Here’s the course… with the normal direction indicated (I should be using a GPS chart but I don;t have one here). The parts I’m talking about above are between the two red dots, and the direction is indicated with an arrow. This graphic (from the track site) isn’t very good… the first two turns (starting with the left red dot) are actually more or less 90 degrees, first a left and then an immediate right – although it doesn’t look at all like that angle on this lousy graphic. After those, you need to accelerate as much as possible and with the SST you will be well into 4th when you come out onto on the main straight (the “straight” is also straighter than it appears here, and it’s well banked).
By the end of the straight, I want an X to be doing ~145. Due solely to the gearing, it’s not possible in a stock 5-speed Evo. At the end of the straight (Turn 1) you turn towards the left, go thru the transition from the banking to the flat inside section of the track while continuing to accelerate just a bit, then brake for all you have. You need to brake down to about ~80 for the left-hand Turn 2 (just past the right-most red dot). This is where the 2-piece rotors will be invaluable, as well as aftermarket pads. The in Turn 2, the torque-vectoring rear diff will really come into play.
Back to the question of time lost while shifting. Here’s a video from the Evo X press introduction in Japan, showing an Evo IX manual and an Evo X SST side-by-side:
This is exactly what I’m talking about time lost while manually shifting. The video also demonstrates the superiority of AWC in both the wet and dry.
Finally, a couple of additional facts. Remember that the X is only 100 pounds heavier than the previous car. The SST tranny is 49 pounds heavier than the 5-speed, and the engine is 27 pounds lighter than the old iron-block engine. This is an extraordinary achievement on the part of Mitsubishi; newly designed cars are gaining rate at a tremendous rate. The X meets far more advanced crash regulations than the prior car and it will be crash rated considerably better. Even more important to us, structurally it’s light years better than ye olde VII-IX. The old one was good structurally, this one is much better, and that’s another one of those inherent things that you can’t really make up with band-aids.

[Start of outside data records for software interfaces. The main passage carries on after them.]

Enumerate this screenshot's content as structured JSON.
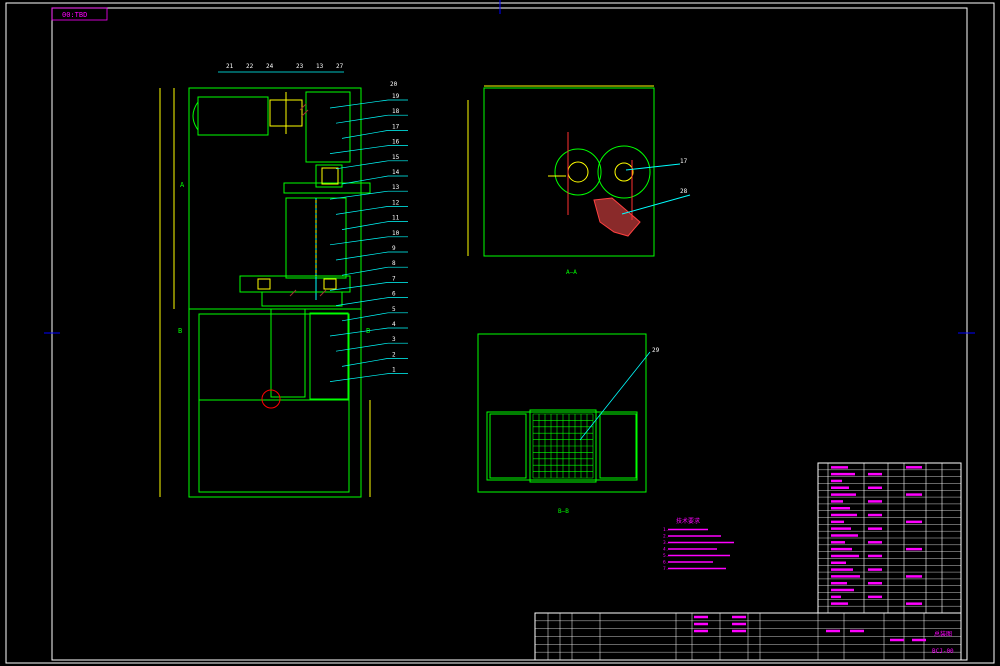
{
  "drawing": {
    "stamp_top_left": "00:TBD",
    "view_label_aa": "A—A",
    "view_label_bb": "B—B",
    "section_mark_a": "A",
    "section_mark_b": "B",
    "balloons_top": [
      "21",
      "22",
      "24",
      "23",
      "13",
      "27",
      "20"
    ],
    "balloons_right": [
      "19",
      "18",
      "17",
      "16",
      "15",
      "14",
      "13",
      "12",
      "11",
      "10",
      "9",
      "8",
      "7",
      "6",
      "5",
      "4",
      "3",
      "2",
      "1"
    ],
    "aa_balloons": [
      "17",
      "28"
    ],
    "bb_balloon": "29",
    "tech_req_title": "技术要求",
    "tech_req_lines": [
      "1.",
      "2.",
      "3.",
      "4.",
      "5.",
      "6.",
      "7."
    ],
    "title_block_name": "总装图",
    "title_block_code": "BCJ-00",
    "colors": {
      "frame": "#ffffff",
      "outline": "#00ff00",
      "leader": "#00ffff",
      "text": "#ff00ff",
      "accent": "#ffff00",
      "section": "#ff0000",
      "hatch": "#a03030"
    }
  }
}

So for this particular track (and even faster ones like Watkins Glen), in an X, it’s a 6-speed SST or nothing. Even if it might require an add-on tranny cooler (pump and cooler will probably cost $1500) – which would be a good choice eventually, anyway.